In the days following the end of WWII both the Americans and the British scrambled to obtain help from their former enemies in Germany for what they saw as an upcoming conflict with a new foe, the Soviet Union. In some cases this meant ignoring individuals’ war records, up to and including involvement in war crimes. The new mini-series, Close To The Enemy, being released on Blu-ray and DVD by Acorn Media, on December 27 2016 is a beautiful and sad examination of those difficult times.

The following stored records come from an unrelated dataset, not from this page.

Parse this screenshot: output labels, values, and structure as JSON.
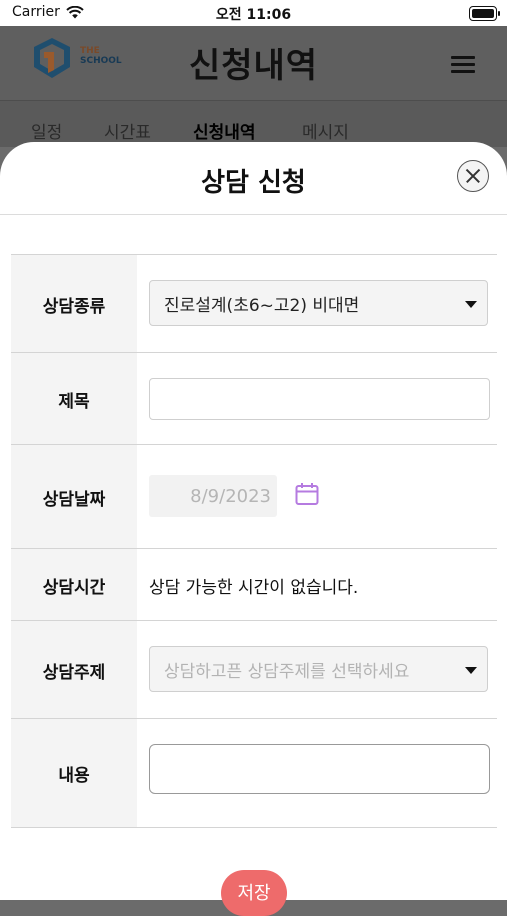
{
  "status_bar": {
    "carrier": "Carrier",
    "time": "오전 11:06",
    "icons": [
      "wifi-icon",
      "battery-icon"
    ]
  },
  "app_header": {
    "logo_line1": "THE",
    "logo_line2": "SCHOOL",
    "title": "신청내역",
    "menu_icon": "hamburger-menu-icon"
  },
  "tabs": [
    {
      "label": "일정",
      "active": false
    },
    {
      "label": "시간표",
      "active": false
    },
    {
      "label": "신청내역",
      "active": true
    },
    {
      "label": "메시지",
      "active": false
    }
  ],
  "modal": {
    "title": "상담 신청",
    "close_icon": "close-icon",
    "fields": {
      "type": {
        "label": "상담종류",
        "value": "진로설계(초6~고2) 비대면"
      },
      "subject": {
        "label": "제목",
        "value": ""
      },
      "date": {
        "label": "상담날짜",
        "value": "8/9/2023"
      },
      "time": {
        "label": "상담시간",
        "value": "상담 가능한 시간이 없습니다."
      },
      "topic": {
        "label": "상담주제",
        "placeholder": "상담하고픈 상담주제를 선택하세요"
      },
      "content": {
        "label": "내용",
        "value": ""
      }
    },
    "save_label": "저장"
  },
  "colors": {
    "overlay": "#6b6b6b",
    "save_button": "#ee6b6b",
    "calendar_icon": "#b57be0",
    "label_bg": "#f4f4f4"
  }
}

Captain Callum Ferguson (Jim Sturgess) has been given the assignment of ensuring a German jet engineer helps the British not only develop their own jet engine, but break the sound barrier before either the Americans or the Russians. He is given carte blanche from the army and the intelligence services as to how he accomplishes this task.
Aside from any patriotic reasons for doing his job, Ferguson is driven by the need to make sure England is prepared for war with the Soviet Union. He had first hand experience of how Britain had been woefully unprepared for WWll and is determined to prevent the mistakes of the past from being repeated.
He and his charge are set up in a once grand hotel which had come through the bombing of London almost intact. Intelligence services of all branches have been making use of the hotel as a way station for their clients since the end of the war. With Ferguson having to reside in the hotel until his job is done, it quickly becomes the main setting for the story. In this way we are introduced to the various characters who will impact upon his job and his life.
The three who have the largest effect upon him are his brother Victor (Freddie Highmore), a disillusioned ex-Foreign Office employee named Harold Lindsay-Jones (Alfred Molina), and a close friend’s new American bride Rachel Lombard (Charlotte Riley).
Young Victor Ferguson did not make it through the war with his mental faculties intact. He’s severely traumatized and has great difficulty in dealing with the day to day realities of post war life. However, he’s also extremely intelligent and cares deeply for his brother. This leads him to find out information crucial to Callum’s work, information that many would have probably liked left undiscovered.
Lindsay-Jones has a secret. His secret concerns the activities of the Foreign Office in the days just before the war and how there were those at the highest level, who while not actively working for the Germans, were at least not working against them. It had tortured him for the entirety of the war and in Callum he sees a chance for redemption.
Finally, Mrs. Lombard, is Callum’s chance for a life beyond war and politics. She represents an escape from all that he sees as evil and dirty in the world and his job. Unfortunately she’s also married to one of his oldest friends. It’s almost as if nothing can come without some kind of moral or ethical cost – even love.
This is a beautifully acted, written, and directed mini-series. Set against the backdrop of an England trying to rebuild from one war and preparing itself for what it thinks will be the next one, we are thrust into a world where nothing is at seems. There are no longer any certainties about what is good and evil which makes everything complicated.
Individuals who should be charged with war crimes are being sheltered by Western intelligence services for the information they can provide about the Soviets, while those trying to bring them to justice are being treated as nuisances at best and dangerous enemies at worst. The lead characters try to navigate through these muddied and dangerous waters as best they can, but it’s inevitable they will run aground.
The Blu-ray version of Close to the Enemy comes with bonus features including a 30 minute documentary about the making of the series and interviews with various cast members about their experiences on set. The video and audio are of the usual high quality one would expect from this format, and the show sounds and looks great played through a home entertainment system with 5.1 sound.
Close to the Enemy is another example of the potential for an extended mini-series to produce great drama. Not only are the characters developed to their fullest, but the plot unfolds before us slowly and elegantly. This is a wonderful and intelligent piece of work that shouldn’t be missed.